April is Sexual Assault Awareness Month, or SAAM. This is a month to recognize those who have experienced sexual trauma and educate people on how to prevent it, raise awareness and support survivors. The National Sexual Violence Resource Center is an excellent resource for people who want to learn more about SAAM and the topic in general, and every year they launch a campaign and have a theme. This year the theme is – Building Online Safe Spaces Together.
Being a SA victim or survivor means that someone will be on a non-linear, lifelong healing journey.
When I was a teenager, and as a freshman in college, I was sexually assaulted. Those events put my body into survival mode, and it was difficult to do anything, whether it be basic hygienic activities or reading for class. Taking the bus to class was difficult because of how jumpy I was and social interaction of any kind became difficult. I didn’t want to run into him, so I began to skip class and avoid the cafeterias. Eventually, I realized that I couldn’t do what I needed to do for others, so I decided to leave to take care of myself so that I could return to school in a better state of mind. Of course, I had to go through the hoops of asking my school for medical leave, and my counselor and student disability services helped me pass the word on to my professors and supervisors so I could leave without penalty. I went home to start intense therapy and begin my healing journey in a safer, more stable environment.
I returned to school around 2017 and despite the progress I had made and the courage it took to re-enroll, I knew that what happened to me wouldn’t just be forgotten. I was still in survival mode, a bit more forgetful, and always on edge, so despite me jumping back into the swing of things academically, my social skills suffered, and that impacted my ability to function in class and at work. I had developed PTSD and was in a major depressive episode, which as many studies have shown can heavily impair someone’s ability to function.
Thankfully, student disability services were very helpful and they helped assist me with classes and work. It allowed me to let my professors and student work supervisors know that I had a disability and the accommodations I needed as a result. I could even send it out electronically, so I wouldn’t have to worry about an awkward moment passing professors and supervisors an envelope and giving an explanation. This allowed me to thrive and succeed in my classes and at work, and I was given excellent support until I graduated.
There will be easy days, but there will be plenty of bad days too.
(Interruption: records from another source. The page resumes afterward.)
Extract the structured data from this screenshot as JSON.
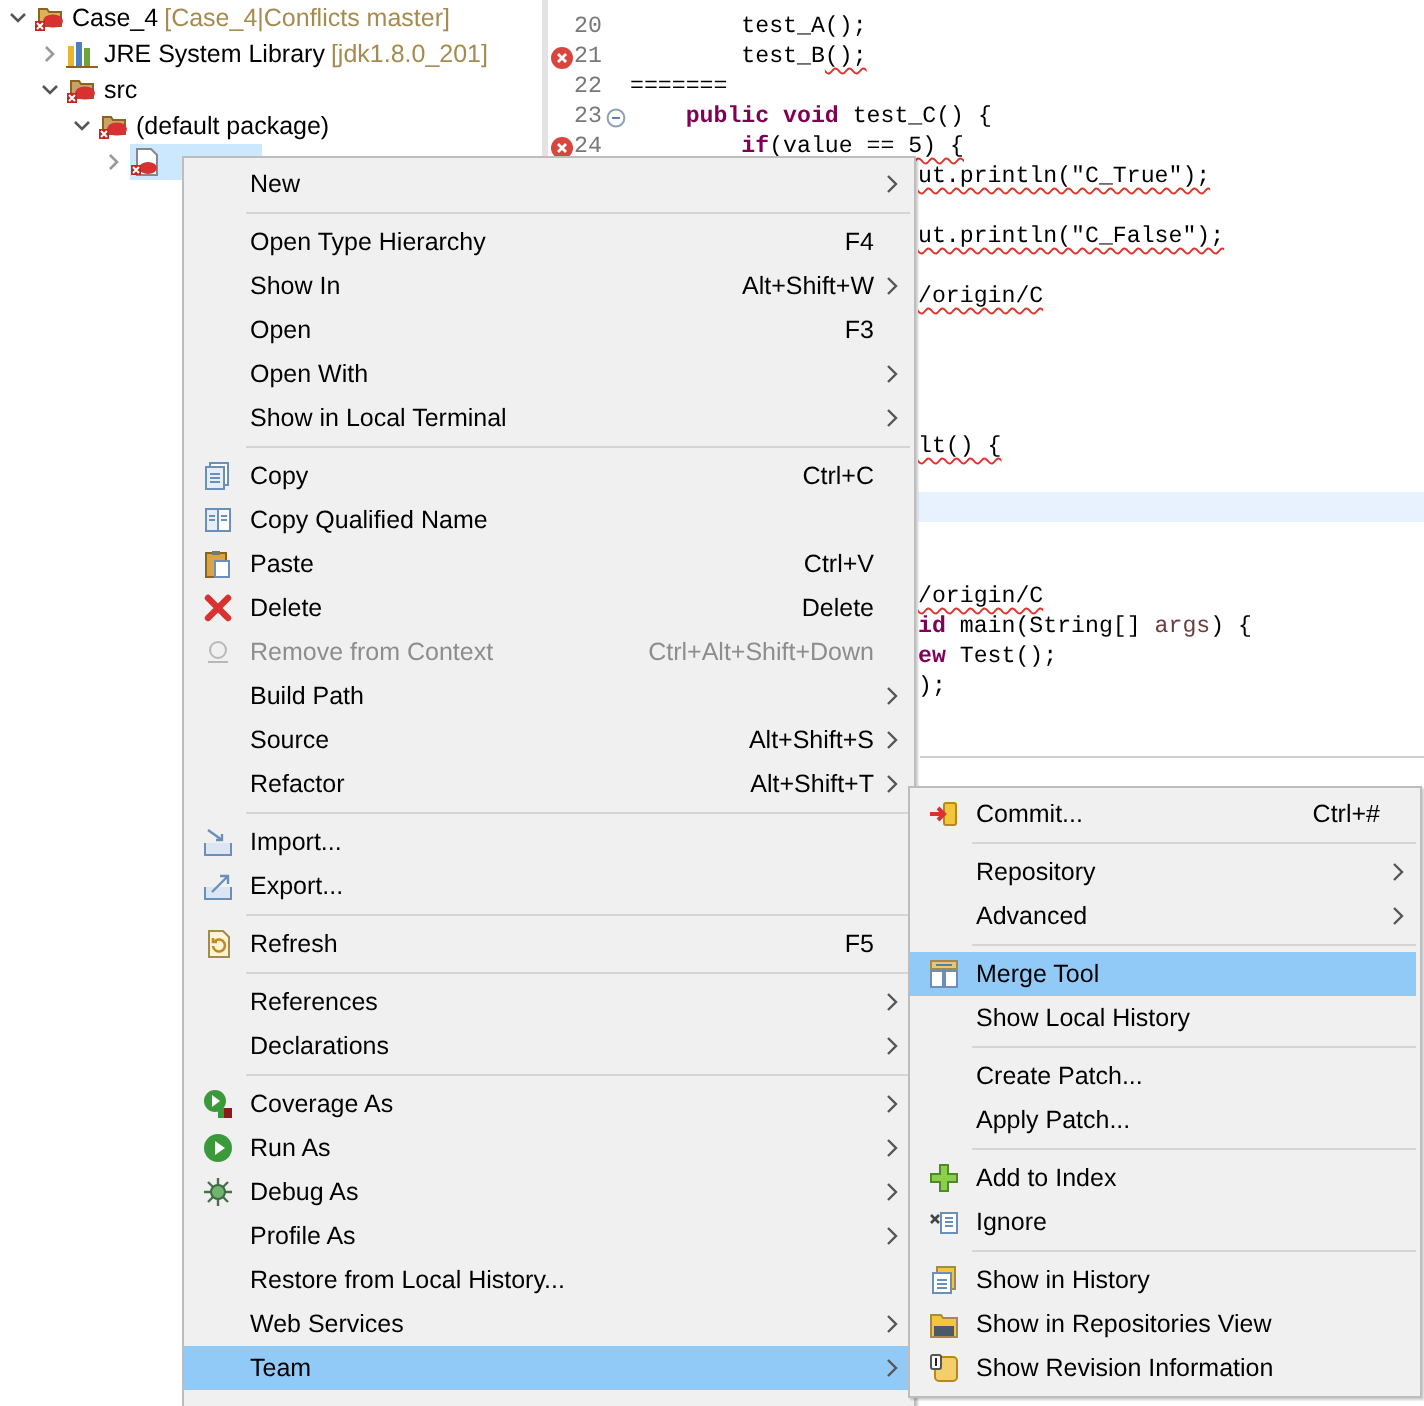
{
  "tree": [
    {
      "label": "Case_4",
      "decoration": "[Case_4|Conflicts master]",
      "expanded": true,
      "selected": false,
      "children": [
        {
          "label": "JRE System Library",
          "decoration": "[jdk1.8.0_201]",
          "expanded": false,
          "selected": false
        },
        {
          "label": "src",
          "expanded": true,
          "selected": false,
          "children": [
            {
              "label": "(default package)",
              "expanded": true,
              "selected": false,
              "children": [
                {
                  "expanded": false,
                  "selected": true
                }
              ]
            }
          ]
        }
      ]
    }
  ],
  "editor": {
    "lines": [
      {
        "kind": "full",
        "number": "20",
        "error": false,
        "fold": false,
        "segments": [
          {
            "kind": "text",
            "text": "        test_A();"
          }
        ]
      },
      {
        "kind": "full",
        "number": "21",
        "error": true,
        "fold": false,
        "segments": [
          {
            "kind": "text",
            "text": "        test_B"
          },
          {
            "kind": "error",
            "text": "();"
          }
        ]
      },
      {
        "kind": "full",
        "number": "22",
        "error": false,
        "fold": false,
        "segments": [
          {
            "kind": "text",
            "text": "======="
          }
        ]
      },
      {
        "kind": "full",
        "number": "23",
        "error": false,
        "fold": true,
        "segments": [
          {
            "kind": "keyword",
            "text": "    public void"
          },
          {
            "kind": "text",
            "text": " test_C() {"
          }
        ]
      },
      {
        "kind": "full",
        "number": "24",
        "error": true,
        "fold": false,
        "segments": [
          {
            "kind": "keyword",
            "text": "        if"
          },
          {
            "kind": "text",
            "text": "(value == "
          },
          {
            "kind": "error",
            "text": "5) {"
          }
        ]
      },
      {
        "kind": "tail",
        "segments": [
          {
            "kind": "error",
            "text": "ut.println(\"C_True\");"
          }
        ]
      },
      {
        "kind": "tail"
      },
      {
        "kind": "tail",
        "segments": [
          {
            "kind": "error",
            "text": "ut.println(\"C_False\");"
          }
        ]
      },
      {
        "kind": "tail"
      },
      {
        "kind": "tail",
        "segments": [
          {
            "kind": "error",
            "text": "/origin/C"
          }
        ]
      },
      {
        "kind": "tail"
      },
      {
        "kind": "tail"
      },
      {
        "kind": "tail"
      },
      {
        "kind": "tail"
      },
      {
        "kind": "tail",
        "segments": [
          {
            "kind": "error",
            "text": "lt() {"
          }
        ]
      },
      {
        "kind": "tail"
      },
      {
        "kind": "current"
      },
      {
        "kind": "tail"
      },
      {
        "kind": "tail"
      },
      {
        "kind": "tail",
        "segments": [
          {
            "kind": "error",
            "text": "/origin/C"
          }
        ]
      },
      {
        "kind": "tail",
        "segments": [
          {
            "kind": "keyword",
            "text": "id"
          },
          {
            "kind": "text",
            "text": " main(String[] "
          },
          {
            "kind": "param",
            "text": "args"
          },
          {
            "kind": "text",
            "text": ") {"
          }
        ]
      },
      {
        "kind": "tail",
        "segments": [
          {
            "kind": "keyword",
            "text": "ew"
          },
          {
            "kind": "text",
            "text": " Test();"
          }
        ]
      },
      {
        "kind": "tail",
        "segments": [
          {
            "kind": "text",
            "text": ");"
          }
        ]
      }
    ]
  },
  "context_menu": {
    "groups": [
      [
        {
          "label": "New",
          "submenu": true,
          "disabled": false,
          "selected": false
        }
      ],
      [
        {
          "label": "Open Type Hierarchy",
          "shortcut": "F4",
          "submenu": false,
          "disabled": false,
          "selected": false
        },
        {
          "label": "Show In",
          "shortcut": "Alt+Shift+W",
          "submenu": true,
          "disabled": false,
          "selected": false
        },
        {
          "label": "Open",
          "shortcut": "F3",
          "submenu": false,
          "disabled": false,
          "selected": false
        },
        {
          "label": "Open With",
          "submenu": true,
          "disabled": false,
          "selected": false
        },
        {
          "label": "Show in Local Terminal",
          "submenu": true,
          "disabled": false,
          "selected": false
        }
      ],
      [
        {
          "label": "Copy",
          "shortcut": "Ctrl+C",
          "submenu": false,
          "disabled": false,
          "selected": false
        },
        {
          "label": "Copy Qualified Name",
          "submenu": false,
          "disabled": false,
          "selected": false
        },
        {
          "label": "Paste",
          "shortcut": "Ctrl+V",
          "submenu": false,
          "disabled": false,
          "selected": false
        },
        {
          "label": "Delete",
          "shortcut": "Delete",
          "submenu": false,
          "disabled": false,
          "selected": false
        },
        {
          "label": "Remove from Context",
          "shortcut": "Ctrl+Alt+Shift+Down",
          "submenu": false,
          "disabled": true,
          "selected": false
        },
        {
          "label": "Build Path",
          "submenu": true,
          "disabled": false,
          "selected": false
        },
        {
          "label": "Source",
          "shortcut": "Alt+Shift+S",
          "submenu": true,
          "disabled": false,
          "selected": false
        },
        {
          "label": "Refactor",
          "shortcut": "Alt+Shift+T",
          "submenu": true,
          "disabled": false,
          "selected": false
        }
      ],
      [
        {
          "label": "Import...",
          "submenu": false,
          "disabled": false,
          "selected": false
        },
        {
          "label": "Export...",
          "submenu": false,
          "disabled": false,
          "selected": false
        }
      ],
      [
        {
          "label": "Refresh",
          "shortcut": "F5",
          "submenu": false,
          "disabled": false,
          "selected": false
        }
      ],
      [
        {
          "label": "References",
          "submenu": true,
          "disabled": false,
          "selected": false
        },
        {
          "label": "Declarations",
          "submenu": true,
          "disabled": false,
          "selected": false
        }
      ],
      [
        {
          "label": "Coverage As",
          "submenu": true,
          "disabled": false,
          "selected": false
        },
        {
          "label": "Run As",
          "submenu": true,
          "disabled": false,
          "selected": false
        },
        {
          "label": "Debug As",
          "submenu": true,
          "disabled": false,
          "selected": false
        },
        {
          "label": "Profile As",
          "submenu": true,
          "disabled": false,
          "selected": false
        },
        {
          "label": "Restore from Local History...",
          "submenu": false,
          "disabled": false,
          "selected": false
        },
        {
          "label": "Web Services",
          "submenu": true,
          "disabled": false,
          "selected": false
        },
        {
          "label": "Team",
          "submenu": true,
          "disabled": false,
          "selected": true
        }
      ]
    ]
  },
  "team_submenu": {
    "groups": [
      [
        {
          "label": "Commit...",
          "shortcut": "Ctrl+#",
          "submenu": false,
          "disabled": false,
          "selected": false
        }
      ],
      [
        {
          "label": "Repository",
          "submenu": true,
          "disabled": false,
          "selected": false
        },
        {
          "label": "Advanced",
          "submenu": true,
          "disabled": false,
          "selected": false
        }
      ],
      [
        {
          "label": "Merge Tool",
          "submenu": false,
          "disabled": false,
          "selected": true
        },
        {
          "label": "Show Local History",
          "submenu": false,
          "disabled": false,
          "selected": false
        }
      ],
      [
        {
          "label": "Create Patch...",
          "submenu": false,
          "disabled": false,
          "selected": false
        },
        {
          "label": "Apply Patch...",
          "submenu": false,
          "disabled": false,
          "selected": false
        }
      ],
      [
        {
          "label": "Add to Index",
          "submenu": false,
          "disabled": false,
          "selected": false
        },
        {
          "label": "Ignore",
          "submenu": false,
          "disabled": false,
          "selected": false
        }
      ],
      [
        {
          "label": "Show in History",
          "submenu": false,
          "disabled": false,
          "selected": false
        },
        {
          "label": "Show in Repositories View",
          "submenu": false,
          "disabled": false,
          "selected": false
        },
        {
          "label": "Show Revision Information",
          "submenu": false,
          "disabled": false,
          "selected": false
        }
      ]
    ]
  }
}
Life changes after a traumatic event like sexual assault, and many have difficulties getting control over the overwhelming things that come along with being assaulted. That’s where leaders can play an important role. Leaders are the people employees have to go to when things like this happen, and it can be arduous for a fresh victim, or even a long-term survivor to be transparent and get accommodations.
For instance, a good example of an accommodation that I receive is that I let all my supervisors know that I usually take the anniversary of my assault off, and maybe a day before and the day after.
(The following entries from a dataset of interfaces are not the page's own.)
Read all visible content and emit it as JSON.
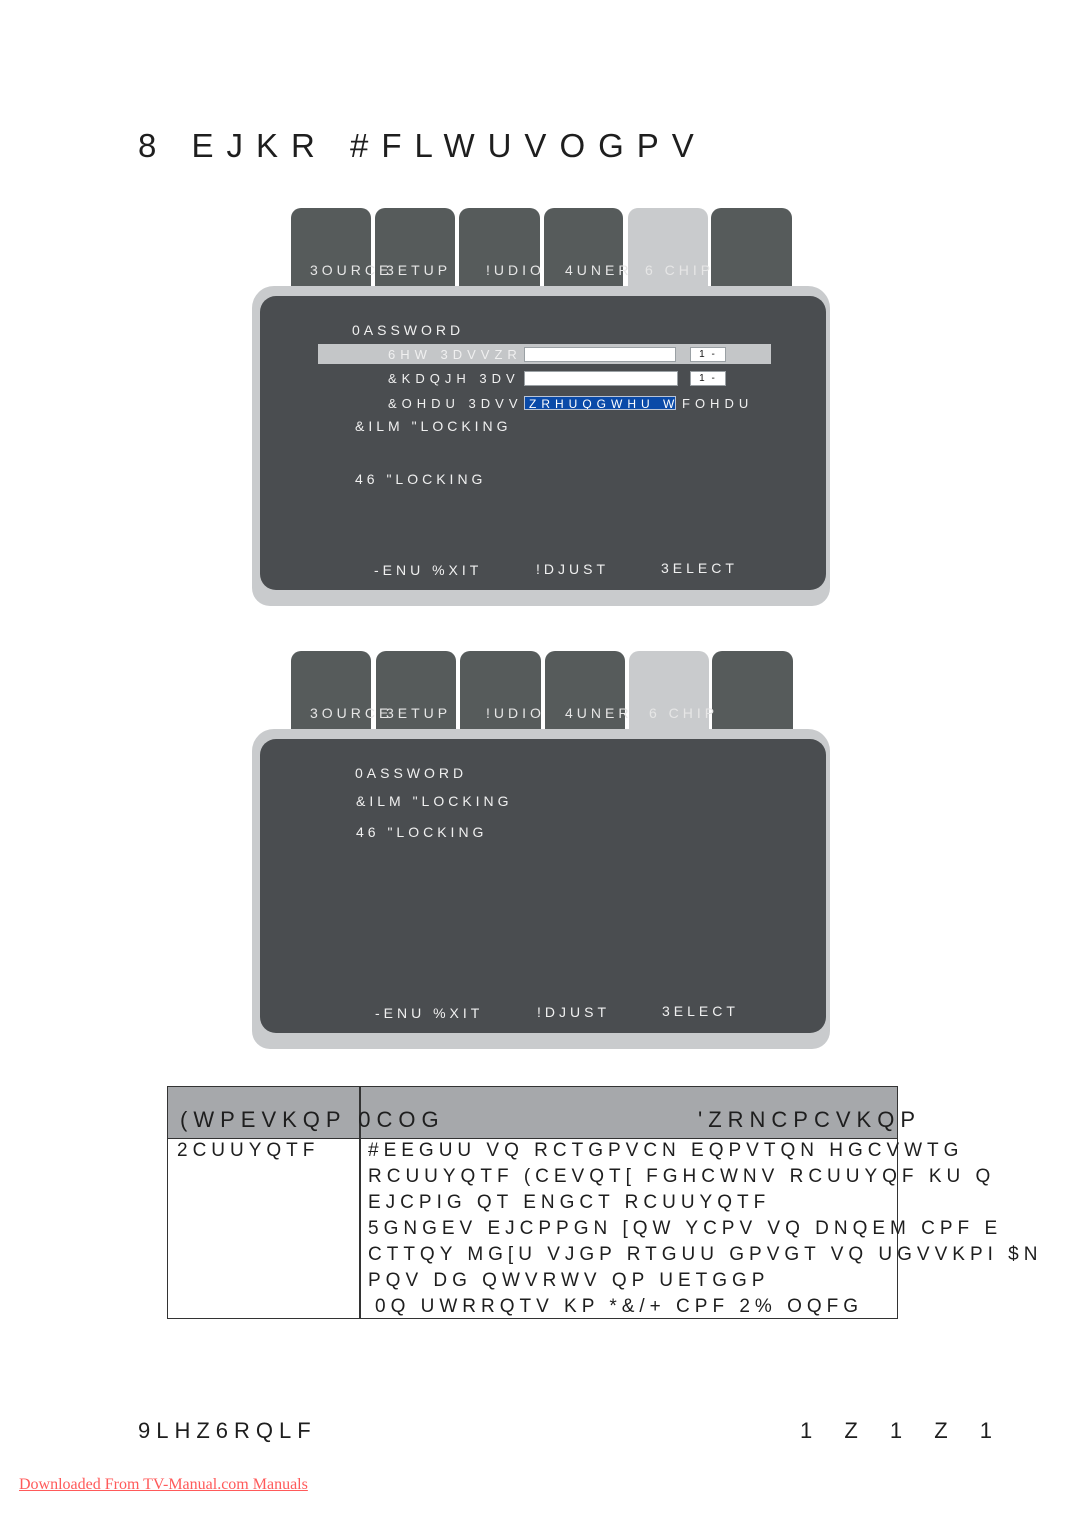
{
  "page": {
    "title": "8 EJKR #FLWUVOGPV",
    "footer_left": "9LHZ6RQLF",
    "footer_right": "1  Z 1  Z 1",
    "download_link": "Downloaded From TV-Manual.com Manuals"
  },
  "osd_menus": [
    {
      "tabs": [
        {
          "label": "3OURCE"
        },
        {
          "label": "3ETUP"
        },
        {
          "label": "!UDIO"
        },
        {
          "label": "4UNER"
        },
        {
          "label": "6 CHIP",
          "active": true
        },
        {
          "label": ""
        }
      ],
      "items": [
        {
          "label": "0ASSWORD"
        },
        {
          "label": "&ILM \"LOCKING"
        },
        {
          "label": "46 \"LOCKING"
        }
      ],
      "submenu": [
        {
          "label": "6HW 3DVVZR",
          "value": "",
          "chip": "1 -",
          "highlighted": true
        },
        {
          "label": "&KDQJH 3DV",
          "value": "",
          "chip": "1 -"
        },
        {
          "label": "&OHDU 3DVV",
          "value": "ZRHUQGWHU WR",
          "suffix": "FOHDU"
        }
      ],
      "hints": [
        "-ENU %XIT",
        "!DJUST",
        "3ELECT"
      ]
    },
    {
      "tabs": [
        {
          "label": "3OURCE"
        },
        {
          "label": "3ETUP"
        },
        {
          "label": "!UDIO"
        },
        {
          "label": "4UNER"
        },
        {
          "label": "6 CHIP",
          "active": true
        },
        {
          "label": ""
        }
      ],
      "items": [
        {
          "label": "0ASSWORD"
        },
        {
          "label": "&ILM \"LOCKING"
        },
        {
          "label": "46 \"LOCKING"
        }
      ],
      "hints": [
        "-ENU %XIT",
        "!DJUST",
        "3ELECT"
      ]
    }
  ],
  "table": {
    "headers": [
      "(WPEVKQP 0COG",
      "'ZRNCPCVKQP"
    ],
    "rows": [
      {
        "name": "2CUUYQTF",
        "description": [
          "#EEGUU VQ RCTGPVCN EQPVTQN HGCVWTG",
          "RCUUYQTF (CEVQT[ FGHCWNV RCUUYQF KU Q",
          "EJCPIG QT ENGCT RCUUYQTF",
          "5GNGEV EJCPPGN [QW YCPV VQ DNQEM CPF E",
          "CTTQY MG[U VJGP RTGUU GPVGT VQ UGVVKPI $N",
          "PQV DG QWVRWV QP UETGGP",
          "0Q UWRRQTV KP *&/+ CPF 2% OQFG"
        ]
      }
    ]
  }
}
Here are some tips for leaders from a survivor that many victims and survivors may find helpful.
Tips for Leaders:
- Know your policy on sexual assault and how it is handled within the company.
- Do your research on sexual assault awareness and see how you can be a better advocate for those in your workplace who may have experienced it. According to RAINN, 1 in 6 women will experience sexual violence in their lifetime, 1 out of every 10 SA victim is male and LGBT+ people experience it at an even higher rate.
- Make sure your company knows about Sexual Assault Awareness Month, and make it known that you hear victims and survivors and you support them.
- Lead employees to potential resources the company may offer – EAP counselors, short-term disability, FMLA, PTO, personal days, etc.
- Be aware that some people who have experienced SA may need accommodations.
- Offer training and workshops on sexual assault awareness, and maybe get a consultant. Training could be offered twice a year, especially as laws and policies change.
- If you organize events around SA, be mindful that SA is a heavy topic. Offer a content or trigger warning of some kind, and maybe have about 10-15 minutes after the event (conversation, presentation, or training) to allow for participants to collect their thoughts and recuperate.
- Consider a having someone in HR who is knowledgeable about sexual assault, harassment and discrimination, and and employees would know that this is the person to go to with concerns.
- Consider mental health programming and resources that could be implemented in the workplace. Example – Meditation Room
- Remember that empathy is important when supporting sexual assault victims and survivors.
Sexual assault is difficult, complicated, and serious, and those who have experienced it deserve to be supported and seen. These are just some ways you as a leader can support and remember to not only lead with equity but also empathy and compassion. If you would like to learn more, please visit the National Sexual Violence Resource Center for tips, blogs, how to be a better advocate, etc.